** Your goal **
The number needed is how many lines in these entries contain "Overview"; give it alone.

** Source data **

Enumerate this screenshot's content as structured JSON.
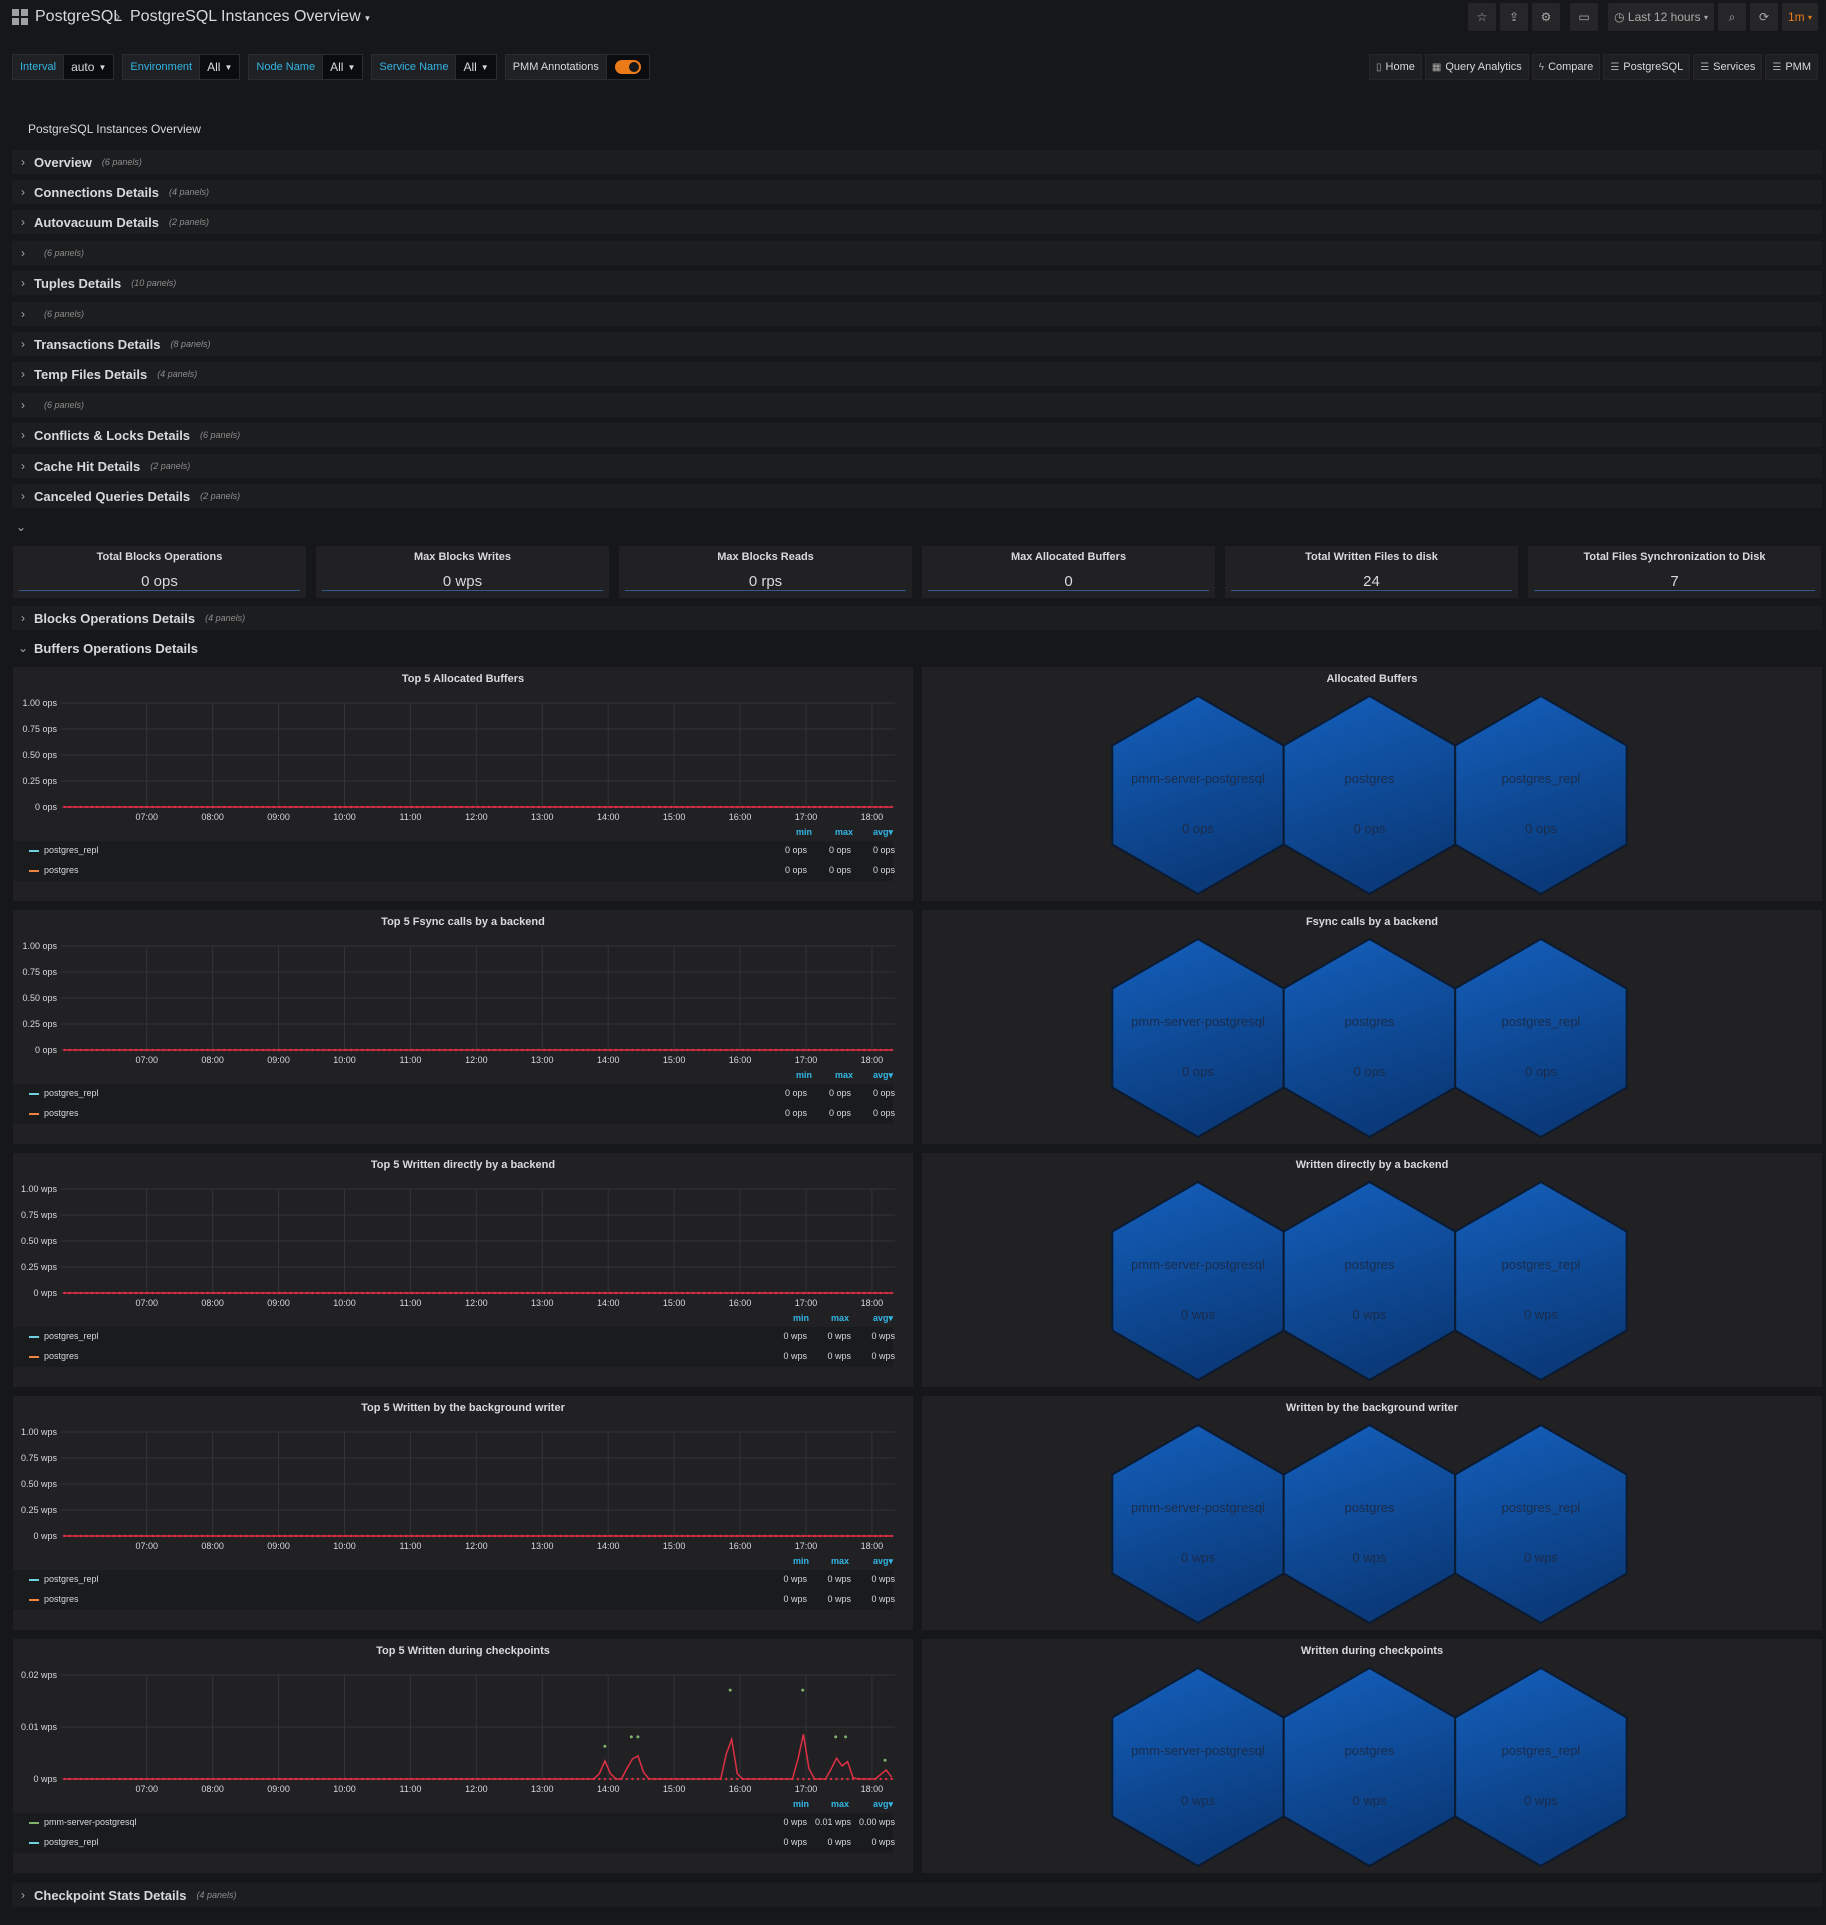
{
  "breadcrumb": {
    "folder": "PostgreSQL",
    "dashboard": "PostgreSQL Instances Overview"
  },
  "toolbar": {
    "time_range": "Last 12 hours",
    "refresh": "1m"
  },
  "variables": [
    {
      "label": "Interval",
      "value": "auto"
    },
    {
      "label": "Environment",
      "value": "All"
    },
    {
      "label": "Node Name",
      "value": "All"
    },
    {
      "label": "Service Name",
      "value": "All"
    }
  ],
  "annotations_toggle": {
    "label": "PMM Annotations",
    "on": true
  },
  "nav_links": [
    "Home",
    "Query Analytics",
    "Compare",
    "PostgreSQL",
    "Services",
    "PMM"
  ],
  "dashboard_title": "PostgreSQL Instances Overview",
  "rows": [
    {
      "title": "Overview",
      "count": "(6 panels)"
    },
    {
      "title": "Connections Details",
      "count": "(4 panels)"
    },
    {
      "title": "Autovacuum Details",
      "count": "(2 panels)"
    },
    {
      "title": "",
      "count": "(6 panels)"
    },
    {
      "title": "Tuples Details",
      "count": "(10 panels)"
    },
    {
      "title": "",
      "count": "(6 panels)"
    },
    {
      "title": "Transactions Details",
      "count": "(8 panels)"
    },
    {
      "title": "Temp Files Details",
      "count": "(4 panels)"
    },
    {
      "title": "",
      "count": "(6 panels)"
    },
    {
      "title": "Conflicts & Locks Details",
      "count": "(6 panels)"
    },
    {
      "title": "Cache Hit Details",
      "count": "(2 panels)"
    },
    {
      "title": "Canceled Queries Details",
      "count": "(2 panels)"
    }
  ],
  "stats": [
    {
      "title": "Total Blocks Operations",
      "value": "0 ops"
    },
    {
      "title": "Max Blocks Writes",
      "value": "0 wps"
    },
    {
      "title": "Max Blocks Reads",
      "value": "0 rps"
    },
    {
      "title": "Max Allocated Buffers",
      "value": "0"
    },
    {
      "title": "Total Written Files to disk",
      "value": "24"
    },
    {
      "title": "Total Files Synchronization to Disk",
      "value": "7"
    }
  ],
  "row_blocks": {
    "title": "Blocks Operations Details",
    "count": "(4 panels)"
  },
  "row_buffers": {
    "title": "Buffers Operations Details"
  },
  "row_checkpoint": {
    "title": "Checkpoint Stats Details",
    "count": "(4 panels)"
  },
  "legend_headers": {
    "min": "min",
    "max": "max",
    "avg": "avg"
  },
  "colors": {
    "postgres_repl": "#6ed0e0",
    "postgres": "#ef843c",
    "pmm-server-postgresql": "#7eb26d",
    "series_line": "#e02f44",
    "hex": "#0d4a94"
  },
  "chart_data": [
    {
      "type": "line",
      "title": "Top 5 Allocated Buffers",
      "unit": "ops",
      "yticks": [
        "1.00 ops",
        "0.75 ops",
        "0.50 ops",
        "0.25 ops",
        "0 ops"
      ],
      "ylim": [
        0,
        1
      ],
      "x": [
        "07:00",
        "08:00",
        "09:00",
        "10:00",
        "11:00",
        "12:00",
        "13:00",
        "14:00",
        "15:00",
        "16:00",
        "17:00",
        "18:00"
      ],
      "series": [
        {
          "name": "postgres_repl",
          "min": "0 ops",
          "max": "0 ops",
          "avg": "0 ops"
        },
        {
          "name": "postgres",
          "min": "0 ops",
          "max": "0 ops",
          "avg": "0 ops"
        }
      ],
      "spikes": []
    },
    {
      "type": "line",
      "title": "Top 5 Fsync calls by a backend",
      "unit": "ops",
      "yticks": [
        "1.00 ops",
        "0.75 ops",
        "0.50 ops",
        "0.25 ops",
        "0 ops"
      ],
      "ylim": [
        0,
        1
      ],
      "x": [
        "07:00",
        "08:00",
        "09:00",
        "10:00",
        "11:00",
        "12:00",
        "13:00",
        "14:00",
        "15:00",
        "16:00",
        "17:00",
        "18:00"
      ],
      "series": [
        {
          "name": "postgres_repl",
          "min": "0 ops",
          "max": "0 ops",
          "avg": "0 ops"
        },
        {
          "name": "postgres",
          "min": "0 ops",
          "max": "0 ops",
          "avg": "0 ops"
        }
      ],
      "spikes": []
    },
    {
      "type": "line",
      "title": "Top 5 Written directly by a backend",
      "unit": "wps",
      "yticks": [
        "1.00 wps",
        "0.75 wps",
        "0.50 wps",
        "0.25 wps",
        "0 wps"
      ],
      "ylim": [
        0,
        1
      ],
      "x": [
        "07:00",
        "08:00",
        "09:00",
        "10:00",
        "11:00",
        "12:00",
        "13:00",
        "14:00",
        "15:00",
        "16:00",
        "17:00",
        "18:00"
      ],
      "series": [
        {
          "name": "postgres_repl",
          "min": "0 wps",
          "max": "0 wps",
          "avg": "0 wps"
        },
        {
          "name": "postgres",
          "min": "0 wps",
          "max": "0 wps",
          "avg": "0 wps"
        }
      ],
      "spikes": []
    },
    {
      "type": "line",
      "title": "Top 5 Written by the background writer",
      "unit": "wps",
      "yticks": [
        "1.00 wps",
        "0.75 wps",
        "0.50 wps",
        "0.25 wps",
        "0 wps"
      ],
      "ylim": [
        0,
        1
      ],
      "x": [
        "07:00",
        "08:00",
        "09:00",
        "10:00",
        "11:00",
        "12:00",
        "13:00",
        "14:00",
        "15:00",
        "16:00",
        "17:00",
        "18:00"
      ],
      "series": [
        {
          "name": "postgres_repl",
          "min": "0 wps",
          "max": "0 wps",
          "avg": "0 wps"
        },
        {
          "name": "postgres",
          "min": "0 wps",
          "max": "0 wps",
          "avg": "0 wps"
        }
      ],
      "spikes": []
    },
    {
      "type": "line",
      "title": "Top 5 Written during checkpoints",
      "unit": "wps",
      "yticks": [
        "0.02 wps",
        "0.01 wps",
        "0 wps"
      ],
      "ylim": [
        0,
        0.02
      ],
      "x": [
        "07:00",
        "08:00",
        "09:00",
        "10:00",
        "11:00",
        "12:00",
        "13:00",
        "14:00",
        "15:00",
        "16:00",
        "17:00",
        "18:00"
      ],
      "series": [
        {
          "name": "pmm-server-postgresql",
          "min": "0 wps",
          "max": "0.01 wps",
          "avg": "0.00 wps"
        },
        {
          "name": "postgres_repl",
          "min": "0 wps",
          "max": "0 wps",
          "avg": "0 wps"
        }
      ],
      "spikes": [
        {
          "t": 13.95,
          "v": 0.0035
        },
        {
          "t": 14.35,
          "v": 0.0045
        },
        {
          "t": 14.45,
          "v": 0.0045
        },
        {
          "t": 15.85,
          "v": 0.0095
        },
        {
          "t": 16.95,
          "v": 0.0095
        },
        {
          "t": 17.45,
          "v": 0.0045
        },
        {
          "t": 17.6,
          "v": 0.0045
        },
        {
          "t": 18.2,
          "v": 0.002
        }
      ]
    }
  ],
  "hex_panels": [
    {
      "title": "Allocated Buffers",
      "cells": [
        {
          "name": "pmm-server-postgresql",
          "value": "0 ops"
        },
        {
          "name": "postgres",
          "value": "0 ops"
        },
        {
          "name": "postgres_repl",
          "value": "0 ops"
        }
      ]
    },
    {
      "title": "Fsync calls by a backend",
      "cells": [
        {
          "name": "pmm-server-postgresql",
          "value": "0 ops"
        },
        {
          "name": "postgres",
          "value": "0 ops"
        },
        {
          "name": "postgres_repl",
          "value": "0 ops"
        }
      ]
    },
    {
      "title": "Written directly by a backend",
      "cells": [
        {
          "name": "pmm-server-postgresql",
          "value": "0 wps"
        },
        {
          "name": "postgres",
          "value": "0 wps"
        },
        {
          "name": "postgres_repl",
          "value": "0 wps"
        }
      ]
    },
    {
      "title": "Written by the background writer",
      "cells": [
        {
          "name": "pmm-server-postgresql",
          "value": "0 wps"
        },
        {
          "name": "postgres",
          "value": "0 wps"
        },
        {
          "name": "postgres_repl",
          "value": "0 wps"
        }
      ]
    },
    {
      "title": "Written during checkpoints",
      "cells": [
        {
          "name": "pmm-server-postgresql",
          "value": "0 wps"
        },
        {
          "name": "postgres",
          "value": "0 wps"
        },
        {
          "name": "postgres_repl",
          "value": "0 wps"
        }
      ]
    }
  ]
}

** Response area **
3